● Work request: Count up every line of the data in which "label" occurs. The reply is one number and nothing more.

────────────────────────────────────────

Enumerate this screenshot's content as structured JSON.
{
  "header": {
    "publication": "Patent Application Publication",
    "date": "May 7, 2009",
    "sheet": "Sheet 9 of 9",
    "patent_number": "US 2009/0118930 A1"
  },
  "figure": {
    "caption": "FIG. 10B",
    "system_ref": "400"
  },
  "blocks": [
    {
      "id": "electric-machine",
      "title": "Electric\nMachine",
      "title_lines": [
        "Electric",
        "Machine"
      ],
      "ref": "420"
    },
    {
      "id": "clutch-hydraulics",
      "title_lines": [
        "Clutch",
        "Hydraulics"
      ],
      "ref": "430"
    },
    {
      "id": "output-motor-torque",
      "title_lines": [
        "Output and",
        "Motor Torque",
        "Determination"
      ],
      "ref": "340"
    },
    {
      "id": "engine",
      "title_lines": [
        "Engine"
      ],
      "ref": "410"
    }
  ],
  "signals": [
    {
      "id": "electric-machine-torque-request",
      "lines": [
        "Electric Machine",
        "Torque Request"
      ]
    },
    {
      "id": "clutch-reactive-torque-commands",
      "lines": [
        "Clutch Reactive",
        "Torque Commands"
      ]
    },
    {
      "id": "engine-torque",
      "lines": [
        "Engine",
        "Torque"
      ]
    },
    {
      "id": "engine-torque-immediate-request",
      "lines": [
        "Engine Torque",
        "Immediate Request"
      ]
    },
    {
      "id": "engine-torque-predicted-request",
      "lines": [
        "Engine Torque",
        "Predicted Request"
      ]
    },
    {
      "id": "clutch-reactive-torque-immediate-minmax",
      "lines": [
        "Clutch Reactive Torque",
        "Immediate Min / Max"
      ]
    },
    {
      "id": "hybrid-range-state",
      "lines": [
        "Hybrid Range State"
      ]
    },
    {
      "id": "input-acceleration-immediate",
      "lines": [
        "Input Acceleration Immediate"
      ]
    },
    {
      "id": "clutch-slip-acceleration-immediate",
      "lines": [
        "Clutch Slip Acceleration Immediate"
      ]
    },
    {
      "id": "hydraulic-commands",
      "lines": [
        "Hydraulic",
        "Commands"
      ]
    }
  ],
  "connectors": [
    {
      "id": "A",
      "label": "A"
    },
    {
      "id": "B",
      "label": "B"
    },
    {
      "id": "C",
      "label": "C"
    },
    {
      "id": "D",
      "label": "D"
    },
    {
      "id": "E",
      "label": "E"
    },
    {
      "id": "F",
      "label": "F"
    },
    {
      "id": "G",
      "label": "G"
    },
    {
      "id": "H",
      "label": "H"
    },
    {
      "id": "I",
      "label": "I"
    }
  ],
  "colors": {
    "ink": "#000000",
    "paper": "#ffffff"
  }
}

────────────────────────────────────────

● Task solution: 9